It is not just the cyclicality of earnings, but also the pace of these strategic developments which makes it difficult to obtain a clear picture. Partnerships, direct holdings in non-controlled entities and a myriad of investment decisions, divestitures and acquisitions make it quite difficult to get an accurate view about the true earnings potential of the business.
That being said, the company's ambitions to export and grow its midstream assets are quite big. Capital expenditures are set to increase from just $1.8 billion last year towards $6 billion by 2016. That means that leverage will have to increase, shareholder payouts will have to be trimmed or capital will have to be raised to fund these investments into the future.
While these investments could result in higher and more stable earnings the company is increasing its reliance on cheaper US oil for decades to come. While this could and will most likely be very lucrative, billions of dollars could go to waste if Europe and Asia ignite their own shale revolution.
Phillips 66 has an excellent track record so far, yet it remains to be seen how new projects will be financed without causing dilution and whether the market really is happy to attach a higher multiple to these future earnings as the company appears to be making an even larger bet on the US shale economy.

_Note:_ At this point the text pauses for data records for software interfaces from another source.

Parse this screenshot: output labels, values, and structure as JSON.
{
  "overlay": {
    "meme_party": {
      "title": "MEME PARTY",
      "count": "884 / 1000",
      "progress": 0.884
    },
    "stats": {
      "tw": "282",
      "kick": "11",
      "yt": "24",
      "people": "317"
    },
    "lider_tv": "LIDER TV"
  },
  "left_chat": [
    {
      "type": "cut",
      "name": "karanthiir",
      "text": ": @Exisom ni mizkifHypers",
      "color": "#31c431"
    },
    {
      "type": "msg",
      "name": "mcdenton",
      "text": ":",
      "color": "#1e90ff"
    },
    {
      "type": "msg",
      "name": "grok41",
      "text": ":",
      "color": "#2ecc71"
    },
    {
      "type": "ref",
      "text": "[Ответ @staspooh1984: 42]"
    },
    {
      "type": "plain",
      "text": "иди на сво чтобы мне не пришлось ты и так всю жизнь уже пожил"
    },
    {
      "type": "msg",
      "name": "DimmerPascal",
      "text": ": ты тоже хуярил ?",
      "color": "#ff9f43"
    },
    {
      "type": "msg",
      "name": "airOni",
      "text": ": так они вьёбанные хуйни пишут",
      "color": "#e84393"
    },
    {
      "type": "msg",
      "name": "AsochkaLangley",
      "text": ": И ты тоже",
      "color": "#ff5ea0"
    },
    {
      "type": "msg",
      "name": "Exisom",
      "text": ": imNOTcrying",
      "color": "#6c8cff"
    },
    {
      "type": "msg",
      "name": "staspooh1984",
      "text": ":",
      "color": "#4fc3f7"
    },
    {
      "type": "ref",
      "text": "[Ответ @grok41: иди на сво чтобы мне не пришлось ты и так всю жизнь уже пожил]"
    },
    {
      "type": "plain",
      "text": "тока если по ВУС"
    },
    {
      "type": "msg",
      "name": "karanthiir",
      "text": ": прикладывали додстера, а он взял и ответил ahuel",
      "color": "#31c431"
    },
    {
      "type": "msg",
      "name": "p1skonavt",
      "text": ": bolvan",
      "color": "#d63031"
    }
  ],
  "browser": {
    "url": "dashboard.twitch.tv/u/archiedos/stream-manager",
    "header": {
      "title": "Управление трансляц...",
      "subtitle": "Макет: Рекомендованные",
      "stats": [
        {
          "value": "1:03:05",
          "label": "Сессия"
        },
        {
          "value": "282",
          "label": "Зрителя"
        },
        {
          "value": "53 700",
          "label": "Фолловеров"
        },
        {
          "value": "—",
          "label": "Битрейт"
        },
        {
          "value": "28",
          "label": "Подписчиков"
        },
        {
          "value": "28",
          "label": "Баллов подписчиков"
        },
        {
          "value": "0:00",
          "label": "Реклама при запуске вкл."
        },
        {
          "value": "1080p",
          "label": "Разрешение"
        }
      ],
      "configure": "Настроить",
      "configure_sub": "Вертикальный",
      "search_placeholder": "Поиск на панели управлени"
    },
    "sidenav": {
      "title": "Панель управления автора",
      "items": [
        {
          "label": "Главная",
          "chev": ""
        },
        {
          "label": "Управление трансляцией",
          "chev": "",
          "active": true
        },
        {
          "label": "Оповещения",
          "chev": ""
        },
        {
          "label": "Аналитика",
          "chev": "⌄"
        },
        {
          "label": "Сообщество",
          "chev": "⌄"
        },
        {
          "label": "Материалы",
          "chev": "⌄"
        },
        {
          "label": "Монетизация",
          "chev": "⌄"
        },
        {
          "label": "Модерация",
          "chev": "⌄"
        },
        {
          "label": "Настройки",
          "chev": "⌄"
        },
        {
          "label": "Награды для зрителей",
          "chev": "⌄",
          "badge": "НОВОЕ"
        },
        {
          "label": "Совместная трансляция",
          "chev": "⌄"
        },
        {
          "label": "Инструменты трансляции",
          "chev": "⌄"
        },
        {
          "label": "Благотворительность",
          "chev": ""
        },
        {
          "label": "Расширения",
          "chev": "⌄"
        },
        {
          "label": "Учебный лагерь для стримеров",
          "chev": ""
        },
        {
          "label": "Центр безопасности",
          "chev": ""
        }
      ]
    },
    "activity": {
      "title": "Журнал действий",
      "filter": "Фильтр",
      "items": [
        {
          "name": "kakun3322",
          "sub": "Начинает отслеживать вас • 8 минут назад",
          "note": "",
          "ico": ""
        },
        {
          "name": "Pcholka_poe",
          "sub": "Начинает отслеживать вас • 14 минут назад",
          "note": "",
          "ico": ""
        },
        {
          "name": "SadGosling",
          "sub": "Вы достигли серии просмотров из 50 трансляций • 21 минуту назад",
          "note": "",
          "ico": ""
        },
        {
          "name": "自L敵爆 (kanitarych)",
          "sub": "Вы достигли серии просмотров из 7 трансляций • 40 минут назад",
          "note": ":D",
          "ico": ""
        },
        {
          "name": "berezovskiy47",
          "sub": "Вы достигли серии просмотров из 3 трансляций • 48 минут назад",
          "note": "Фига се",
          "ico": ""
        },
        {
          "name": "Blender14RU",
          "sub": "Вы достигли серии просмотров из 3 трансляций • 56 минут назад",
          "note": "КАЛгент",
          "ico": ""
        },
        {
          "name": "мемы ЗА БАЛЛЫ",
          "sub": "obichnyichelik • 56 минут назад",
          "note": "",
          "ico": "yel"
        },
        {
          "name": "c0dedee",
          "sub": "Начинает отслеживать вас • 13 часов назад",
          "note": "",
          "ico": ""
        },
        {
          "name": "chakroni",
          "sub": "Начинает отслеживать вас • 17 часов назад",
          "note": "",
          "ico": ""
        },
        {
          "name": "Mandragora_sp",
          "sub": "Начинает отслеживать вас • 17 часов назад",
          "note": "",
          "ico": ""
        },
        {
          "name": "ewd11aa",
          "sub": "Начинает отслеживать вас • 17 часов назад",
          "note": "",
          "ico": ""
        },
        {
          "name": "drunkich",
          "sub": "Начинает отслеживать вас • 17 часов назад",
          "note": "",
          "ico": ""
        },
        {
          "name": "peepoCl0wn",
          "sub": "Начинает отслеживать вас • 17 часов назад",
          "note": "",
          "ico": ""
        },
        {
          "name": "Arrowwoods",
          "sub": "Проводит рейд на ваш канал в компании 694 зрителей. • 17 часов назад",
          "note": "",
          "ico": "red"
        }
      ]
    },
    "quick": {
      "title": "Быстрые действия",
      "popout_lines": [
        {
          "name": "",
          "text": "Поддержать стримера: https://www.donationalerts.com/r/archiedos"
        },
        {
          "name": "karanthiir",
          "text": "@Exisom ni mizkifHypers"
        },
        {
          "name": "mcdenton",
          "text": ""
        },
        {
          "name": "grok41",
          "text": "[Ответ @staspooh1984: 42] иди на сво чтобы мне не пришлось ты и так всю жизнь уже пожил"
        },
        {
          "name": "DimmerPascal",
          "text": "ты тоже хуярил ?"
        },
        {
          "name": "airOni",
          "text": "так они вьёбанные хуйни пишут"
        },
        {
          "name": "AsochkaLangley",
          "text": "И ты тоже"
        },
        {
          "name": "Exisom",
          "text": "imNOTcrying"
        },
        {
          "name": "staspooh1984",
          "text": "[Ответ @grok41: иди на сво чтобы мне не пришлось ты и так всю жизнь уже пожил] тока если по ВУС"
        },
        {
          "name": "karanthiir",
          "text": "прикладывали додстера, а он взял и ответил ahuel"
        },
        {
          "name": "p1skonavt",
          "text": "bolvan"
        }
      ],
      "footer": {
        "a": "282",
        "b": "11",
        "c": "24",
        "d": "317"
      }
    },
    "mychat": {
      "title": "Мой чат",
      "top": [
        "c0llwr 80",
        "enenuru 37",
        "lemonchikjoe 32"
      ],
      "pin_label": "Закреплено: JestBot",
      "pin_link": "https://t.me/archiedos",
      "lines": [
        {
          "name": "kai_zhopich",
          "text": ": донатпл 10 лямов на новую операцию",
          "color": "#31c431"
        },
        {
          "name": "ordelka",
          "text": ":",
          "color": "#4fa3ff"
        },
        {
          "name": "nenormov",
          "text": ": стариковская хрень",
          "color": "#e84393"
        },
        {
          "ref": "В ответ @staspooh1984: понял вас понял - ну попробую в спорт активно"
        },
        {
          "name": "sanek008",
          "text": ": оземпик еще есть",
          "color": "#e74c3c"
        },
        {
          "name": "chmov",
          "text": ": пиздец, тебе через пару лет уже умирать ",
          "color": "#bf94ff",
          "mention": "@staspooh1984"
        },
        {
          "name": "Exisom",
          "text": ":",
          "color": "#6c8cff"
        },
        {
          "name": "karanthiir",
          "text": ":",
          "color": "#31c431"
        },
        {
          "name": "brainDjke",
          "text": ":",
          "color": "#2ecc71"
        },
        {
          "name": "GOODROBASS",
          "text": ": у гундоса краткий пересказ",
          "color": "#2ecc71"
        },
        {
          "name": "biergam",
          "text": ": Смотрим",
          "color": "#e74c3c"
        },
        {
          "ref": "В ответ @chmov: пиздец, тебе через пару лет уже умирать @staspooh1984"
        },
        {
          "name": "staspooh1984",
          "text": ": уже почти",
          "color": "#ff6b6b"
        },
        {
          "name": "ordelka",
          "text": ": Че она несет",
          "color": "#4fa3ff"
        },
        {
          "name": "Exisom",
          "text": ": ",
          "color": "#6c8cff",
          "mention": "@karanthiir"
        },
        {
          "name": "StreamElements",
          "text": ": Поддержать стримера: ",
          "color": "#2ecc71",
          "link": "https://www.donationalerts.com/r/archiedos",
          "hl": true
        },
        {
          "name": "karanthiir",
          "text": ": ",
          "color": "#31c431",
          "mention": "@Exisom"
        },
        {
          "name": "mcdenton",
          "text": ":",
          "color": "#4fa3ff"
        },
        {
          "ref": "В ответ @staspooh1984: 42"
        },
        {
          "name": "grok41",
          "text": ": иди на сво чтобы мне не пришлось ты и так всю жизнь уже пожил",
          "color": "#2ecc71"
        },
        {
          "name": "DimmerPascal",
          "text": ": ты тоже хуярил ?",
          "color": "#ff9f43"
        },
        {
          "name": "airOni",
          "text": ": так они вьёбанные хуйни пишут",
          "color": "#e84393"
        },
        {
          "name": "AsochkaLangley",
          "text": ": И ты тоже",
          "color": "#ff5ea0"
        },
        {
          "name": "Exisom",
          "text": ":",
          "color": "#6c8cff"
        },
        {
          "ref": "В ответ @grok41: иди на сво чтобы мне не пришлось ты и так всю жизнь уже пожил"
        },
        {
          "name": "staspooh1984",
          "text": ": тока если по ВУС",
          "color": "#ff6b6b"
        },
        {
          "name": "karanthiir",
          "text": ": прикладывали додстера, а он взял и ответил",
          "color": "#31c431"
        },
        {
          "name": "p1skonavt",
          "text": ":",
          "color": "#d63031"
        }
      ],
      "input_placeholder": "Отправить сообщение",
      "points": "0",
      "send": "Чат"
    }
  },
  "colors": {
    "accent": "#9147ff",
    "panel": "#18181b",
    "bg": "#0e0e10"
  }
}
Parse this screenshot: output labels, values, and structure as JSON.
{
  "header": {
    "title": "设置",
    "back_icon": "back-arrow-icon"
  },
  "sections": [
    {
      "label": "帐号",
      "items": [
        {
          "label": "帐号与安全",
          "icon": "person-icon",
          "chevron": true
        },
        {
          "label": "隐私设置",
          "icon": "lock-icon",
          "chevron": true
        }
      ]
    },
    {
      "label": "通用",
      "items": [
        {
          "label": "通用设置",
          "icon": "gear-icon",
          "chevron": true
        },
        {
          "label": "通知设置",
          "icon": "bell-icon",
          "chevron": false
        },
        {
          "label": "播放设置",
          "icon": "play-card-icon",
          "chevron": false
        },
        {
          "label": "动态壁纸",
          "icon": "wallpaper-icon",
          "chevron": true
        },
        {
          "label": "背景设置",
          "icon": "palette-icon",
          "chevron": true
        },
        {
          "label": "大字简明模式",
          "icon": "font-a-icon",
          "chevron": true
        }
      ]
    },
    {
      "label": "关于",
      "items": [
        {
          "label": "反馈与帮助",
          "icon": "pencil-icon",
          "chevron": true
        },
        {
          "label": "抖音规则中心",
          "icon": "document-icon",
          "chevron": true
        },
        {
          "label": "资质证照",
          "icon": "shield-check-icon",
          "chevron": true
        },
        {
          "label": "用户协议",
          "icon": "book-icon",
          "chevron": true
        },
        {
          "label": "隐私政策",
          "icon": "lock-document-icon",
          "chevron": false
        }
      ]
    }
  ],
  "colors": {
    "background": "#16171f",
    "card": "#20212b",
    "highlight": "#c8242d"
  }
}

Disclosure: I have no positions in any stocks mentioned, and no plans to initiate any positions within the next 72 hours. I wrote this article myself, and it expresses my own opinions. I am not receiving compensation for it (other than from Seeking Alpha). I have no business relationship with any company whose stock is mentioned in this article.